Aim of the exercise:
After reading the data below, copy out every line that contains the word "project".
((
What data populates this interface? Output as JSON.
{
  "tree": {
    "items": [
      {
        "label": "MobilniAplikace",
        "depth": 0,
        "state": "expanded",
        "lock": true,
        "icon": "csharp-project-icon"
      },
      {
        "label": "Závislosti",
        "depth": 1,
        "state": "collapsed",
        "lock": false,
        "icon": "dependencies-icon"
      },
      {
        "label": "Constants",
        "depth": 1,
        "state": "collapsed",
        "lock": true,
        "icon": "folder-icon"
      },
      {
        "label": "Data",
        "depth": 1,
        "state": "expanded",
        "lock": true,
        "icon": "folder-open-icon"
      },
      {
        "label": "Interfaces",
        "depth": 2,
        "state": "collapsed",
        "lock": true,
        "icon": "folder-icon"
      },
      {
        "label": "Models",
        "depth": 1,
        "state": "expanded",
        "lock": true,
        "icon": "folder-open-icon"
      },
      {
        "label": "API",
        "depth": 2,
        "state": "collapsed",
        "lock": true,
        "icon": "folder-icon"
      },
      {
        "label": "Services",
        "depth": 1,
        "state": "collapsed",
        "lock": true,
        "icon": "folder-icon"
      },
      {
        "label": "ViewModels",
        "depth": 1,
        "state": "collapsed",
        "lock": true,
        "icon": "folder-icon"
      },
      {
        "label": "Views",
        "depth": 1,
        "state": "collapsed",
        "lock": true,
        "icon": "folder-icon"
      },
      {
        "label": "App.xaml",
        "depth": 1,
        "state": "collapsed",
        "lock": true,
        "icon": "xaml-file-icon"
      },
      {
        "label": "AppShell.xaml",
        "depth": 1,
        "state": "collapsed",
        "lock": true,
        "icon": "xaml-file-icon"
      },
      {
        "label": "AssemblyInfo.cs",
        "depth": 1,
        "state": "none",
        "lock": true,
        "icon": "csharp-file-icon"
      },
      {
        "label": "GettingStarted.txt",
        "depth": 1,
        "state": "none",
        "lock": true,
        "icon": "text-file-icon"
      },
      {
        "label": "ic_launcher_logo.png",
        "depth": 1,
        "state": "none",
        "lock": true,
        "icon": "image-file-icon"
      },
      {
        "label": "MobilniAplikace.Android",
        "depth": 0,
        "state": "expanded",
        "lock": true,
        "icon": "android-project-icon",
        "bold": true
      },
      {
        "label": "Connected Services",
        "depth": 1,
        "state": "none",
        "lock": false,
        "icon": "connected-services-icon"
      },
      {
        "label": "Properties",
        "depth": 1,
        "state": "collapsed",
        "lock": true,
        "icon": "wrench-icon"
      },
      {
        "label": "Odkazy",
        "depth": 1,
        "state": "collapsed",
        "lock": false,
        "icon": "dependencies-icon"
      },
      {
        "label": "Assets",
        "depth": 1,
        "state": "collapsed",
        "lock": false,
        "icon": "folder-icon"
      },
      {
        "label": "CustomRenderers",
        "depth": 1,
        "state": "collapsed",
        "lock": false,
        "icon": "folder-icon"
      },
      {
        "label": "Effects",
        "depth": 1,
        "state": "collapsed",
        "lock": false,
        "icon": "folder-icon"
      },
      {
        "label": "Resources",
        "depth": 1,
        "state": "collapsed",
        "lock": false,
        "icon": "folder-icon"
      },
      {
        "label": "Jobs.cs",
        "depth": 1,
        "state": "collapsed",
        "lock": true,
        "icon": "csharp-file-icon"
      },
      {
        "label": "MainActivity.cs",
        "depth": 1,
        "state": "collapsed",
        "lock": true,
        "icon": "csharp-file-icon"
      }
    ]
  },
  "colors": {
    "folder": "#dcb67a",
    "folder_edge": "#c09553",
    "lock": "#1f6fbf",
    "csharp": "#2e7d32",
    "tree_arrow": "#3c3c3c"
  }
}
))
Exercise output:
        "icon": "csharp-project-icon"
        "icon": "android-project-icon",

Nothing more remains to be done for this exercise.